Information supplied =
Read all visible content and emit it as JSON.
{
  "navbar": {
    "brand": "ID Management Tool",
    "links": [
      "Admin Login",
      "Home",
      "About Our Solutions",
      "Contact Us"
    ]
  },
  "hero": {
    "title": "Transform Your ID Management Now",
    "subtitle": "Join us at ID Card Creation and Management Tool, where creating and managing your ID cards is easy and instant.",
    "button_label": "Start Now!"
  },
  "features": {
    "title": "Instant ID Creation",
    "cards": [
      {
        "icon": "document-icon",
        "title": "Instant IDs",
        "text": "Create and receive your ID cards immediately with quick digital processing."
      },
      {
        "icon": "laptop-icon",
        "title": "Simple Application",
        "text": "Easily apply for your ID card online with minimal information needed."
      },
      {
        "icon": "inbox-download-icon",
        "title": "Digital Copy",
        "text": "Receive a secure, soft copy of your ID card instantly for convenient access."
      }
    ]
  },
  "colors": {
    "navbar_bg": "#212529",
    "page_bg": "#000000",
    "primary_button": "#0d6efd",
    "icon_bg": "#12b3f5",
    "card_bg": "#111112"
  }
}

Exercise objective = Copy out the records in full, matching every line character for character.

Solution below =
Read all visible content and emit it as JSON.
{
  "navbar": {
    "brand": "ID Management Tool",
    "links": [
      "Admin Login",
      "Home",
      "About Our Solutions",
      "Contact Us"
    ]
  },
  "hero": {
    "title": "Transform Your ID Management Now",
    "subtitle": "Join us at ID Card Creation and Management Tool, where creating and managing your ID cards is easy and instant.",
    "button_label": "Start Now!"
  },
  "features": {
    "title": "Instant ID Creation",
    "cards": [
      {
        "icon": "document-icon",
        "title": "Instant IDs",
        "text": "Create and receive your ID cards immediately with quick digital processing."
      },
      {
        "icon": "laptop-icon",
        "title": "Simple Application",
        "text": "Easily apply for your ID card online with minimal information needed."
      },
      {
        "icon": "inbox-download-icon",
        "title": "Digital Copy",
        "text": "Receive a secure, soft copy of your ID card instantly for convenient access."
      }
    ]
  },
  "colors": {
    "navbar_bg": "#212529",
    "page_bg": "#000000",
    "primary_button": "#0d6efd",
    "icon_bg": "#12b3f5",
    "card_bg": "#111112"
  }
}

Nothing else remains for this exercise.